The Unix product was one of the first ports to a different processor architecture undertaken in the UK, with large chunks of the GEC 63 Unix port done at the University of Edinburgh. (Other comparable early Unix ports included that of the High Level Hardware Orion system which launched with 4.1BSD Unix in 1984, ICL's PNX for the PERQ workstation in 1983, and a reported port to a Bleasdale Computer Systems product by Root Computer in early 1983. These ports were likely to have been fully operational before GEC 63 Unix was.)
There were plans for six models, but only two models of the GEC Series 63 were ever produced: the 63/30 and the 63/40. The 63/40 added an embedded GEC 4160 minicomputer running OS4000 to provide additional communications features (such as X.25 and X.29 access).
The Series 63 was used by several UK universities, also being procured with some controversy as part of the Alvey Project, having been chosen as a British-made alternative (along with Systime-produced VAX machines) to the DEC VAX, with DEC's machine being the only one available at the time that was capable of running the specified Berkeley Unix operating system. One of the first student-run university computing facilities in the UK, The Tardis Project, was established in 1988 in the Department of Computer Science of the University of Edinburgh using a Series 63. The name came from the resemblance of the Series 63's large blue cabinet to Doctor Who's time machine.

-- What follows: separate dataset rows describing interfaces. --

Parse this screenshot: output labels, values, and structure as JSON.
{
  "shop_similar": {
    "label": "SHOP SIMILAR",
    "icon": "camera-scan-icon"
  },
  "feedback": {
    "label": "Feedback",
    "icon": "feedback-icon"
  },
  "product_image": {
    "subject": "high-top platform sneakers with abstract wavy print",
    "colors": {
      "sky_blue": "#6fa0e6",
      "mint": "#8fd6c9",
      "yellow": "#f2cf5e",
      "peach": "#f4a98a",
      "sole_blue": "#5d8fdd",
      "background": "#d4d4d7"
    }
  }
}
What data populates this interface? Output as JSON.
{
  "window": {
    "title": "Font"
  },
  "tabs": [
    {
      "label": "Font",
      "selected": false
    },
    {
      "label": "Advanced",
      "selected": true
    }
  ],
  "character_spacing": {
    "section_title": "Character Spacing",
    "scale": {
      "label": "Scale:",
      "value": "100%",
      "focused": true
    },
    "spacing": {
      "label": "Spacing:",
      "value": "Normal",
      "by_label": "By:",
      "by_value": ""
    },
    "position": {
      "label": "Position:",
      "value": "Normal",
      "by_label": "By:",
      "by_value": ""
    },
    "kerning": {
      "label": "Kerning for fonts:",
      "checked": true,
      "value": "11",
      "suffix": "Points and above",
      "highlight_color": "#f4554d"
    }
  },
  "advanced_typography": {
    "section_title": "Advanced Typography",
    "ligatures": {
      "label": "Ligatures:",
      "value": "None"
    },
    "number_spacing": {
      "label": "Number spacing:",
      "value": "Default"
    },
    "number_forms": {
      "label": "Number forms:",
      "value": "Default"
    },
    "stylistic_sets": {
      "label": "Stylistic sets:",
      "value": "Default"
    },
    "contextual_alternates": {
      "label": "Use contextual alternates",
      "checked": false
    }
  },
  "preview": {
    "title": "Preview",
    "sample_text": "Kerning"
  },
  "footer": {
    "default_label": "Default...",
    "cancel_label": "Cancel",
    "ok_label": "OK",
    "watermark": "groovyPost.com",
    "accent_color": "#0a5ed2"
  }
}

The Series 63 was discontinued in August 1987 after disappointing sales. Approximately 22 systems were sold during the lifetime of the system.